Circular attacks take time, so we use time to defeat them. The time commitment to complete the circular attack will normally produce enough space for a martial artist to strike the attacker with a linear strike. Responding with a fast Direct / Linear Attack in a straight line uses economy of motion and can hit the target before the attacker’s circular attack hits you. Attacking in a direct fashion is performed by moving straight into the opponent along the Line Of Attack (direct path from you to the attacker). This is shortest distance between yourself and the opponent. This is normally accompanied by Initial Speed and Independent Movement techniques.

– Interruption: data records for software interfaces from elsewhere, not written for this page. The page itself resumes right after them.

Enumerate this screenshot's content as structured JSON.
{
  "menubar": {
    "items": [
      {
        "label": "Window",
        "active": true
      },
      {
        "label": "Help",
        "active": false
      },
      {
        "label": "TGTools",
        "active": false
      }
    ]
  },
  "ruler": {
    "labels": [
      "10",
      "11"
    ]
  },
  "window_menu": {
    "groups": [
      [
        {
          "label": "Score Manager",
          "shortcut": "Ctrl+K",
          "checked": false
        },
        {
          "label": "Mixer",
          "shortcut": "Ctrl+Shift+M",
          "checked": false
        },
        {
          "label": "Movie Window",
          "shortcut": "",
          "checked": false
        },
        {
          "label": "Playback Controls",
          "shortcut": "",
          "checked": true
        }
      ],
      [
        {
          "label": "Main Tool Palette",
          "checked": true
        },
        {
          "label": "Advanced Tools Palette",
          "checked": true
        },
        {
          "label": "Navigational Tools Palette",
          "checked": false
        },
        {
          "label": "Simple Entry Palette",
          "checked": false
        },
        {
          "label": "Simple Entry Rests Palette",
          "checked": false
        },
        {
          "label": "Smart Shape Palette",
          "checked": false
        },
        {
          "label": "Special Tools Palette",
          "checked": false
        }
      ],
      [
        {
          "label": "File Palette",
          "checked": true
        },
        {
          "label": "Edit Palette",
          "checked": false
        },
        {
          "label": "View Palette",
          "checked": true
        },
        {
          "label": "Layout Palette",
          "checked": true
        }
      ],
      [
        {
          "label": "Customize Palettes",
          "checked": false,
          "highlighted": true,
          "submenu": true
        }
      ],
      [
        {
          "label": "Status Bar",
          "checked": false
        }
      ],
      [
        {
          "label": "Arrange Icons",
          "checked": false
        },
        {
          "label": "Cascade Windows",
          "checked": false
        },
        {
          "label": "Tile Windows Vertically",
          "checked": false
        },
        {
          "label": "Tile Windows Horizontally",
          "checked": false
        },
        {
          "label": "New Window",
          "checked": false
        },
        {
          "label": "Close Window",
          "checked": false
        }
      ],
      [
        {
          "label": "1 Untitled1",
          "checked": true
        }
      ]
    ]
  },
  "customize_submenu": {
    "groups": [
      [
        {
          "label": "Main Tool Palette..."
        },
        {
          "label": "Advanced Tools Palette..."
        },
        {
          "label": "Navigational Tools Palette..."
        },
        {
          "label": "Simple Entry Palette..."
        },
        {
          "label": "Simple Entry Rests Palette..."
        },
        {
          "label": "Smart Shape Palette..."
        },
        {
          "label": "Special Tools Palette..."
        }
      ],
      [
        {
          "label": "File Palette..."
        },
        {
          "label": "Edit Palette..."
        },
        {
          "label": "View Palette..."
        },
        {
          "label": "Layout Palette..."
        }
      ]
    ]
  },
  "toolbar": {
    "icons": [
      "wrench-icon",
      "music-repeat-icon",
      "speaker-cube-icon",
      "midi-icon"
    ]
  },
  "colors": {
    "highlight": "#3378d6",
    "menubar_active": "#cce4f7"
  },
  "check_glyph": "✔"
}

Linear attacks a fast and many times multiple, so attempting to block them can get you into trouble regardless of your skill level as a martial artist. The best way to address a linear attack is to avoid it completely. Respond with an Off Angle movement. Off Angle attacks are performed by moving or stepping to the left or right of the opponent; normally at a 45 degree to the Line of Attack. This step pattern takes you out of the way of the linear attack while still keeping you close enough to strike the attacker. The attacker must stop his forward movement and adjust to your sudden off angle movement. This gives you the advantage for a moment, so make the best of it with your own fast targeted linear strikes.
The Law of the Circle and Line is one of the 10 Laws of Kenpo. After reading the above you should have a basic understanding of how it works and its usefulness. You can learn more about by joining our on line classes at Virtualkenpo.com.